Originally published by the University of Alberta Press (a prophet is without honour in their own country, ahem, as ironically the year of publication was Saskatchewan’s centennial year), Uncommon Views is now out of print, but copies can be purchased from the artist. ~ Bart Gazzola

Read More
Untitled, from Joe Martz’s Underpass series
July 15, 2021

Waterloo Ontario based photographer and graphic designer Joe Martz has a strong eye for the architectural. His ability to capture the beauty in the details and structure of buildings and infrastructure we barely notice as we walk by them is powerful. One cannot help but begin to seek them out on one’s own after seeing his work.
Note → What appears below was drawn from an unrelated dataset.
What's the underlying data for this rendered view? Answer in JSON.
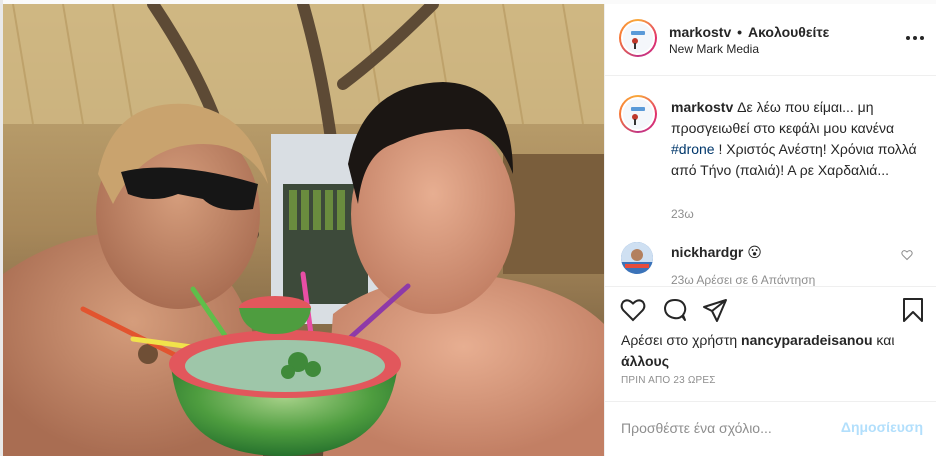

A member of the foto:RE collective, Joe seeks the “strong lines, patterns and symetry” of a subject and often tries to find an “abstract perspective to present a different view”.

Joe’s work can be found on Instgram @joemartz and at joemartz.com – Mark Walton

Read More
Gabrielle de Montmollin | Weird Baby World
August 13, 2021

Gabrielle de Montmollin’s installation Weird Baby World is both engaging and eerie, employing iconography that is evocative and somewhat unsettling. Bart Gazzola offers a response to this street level exhibition, on display at Niagara Artists Centre (NAC) in St. Catharines.

Read More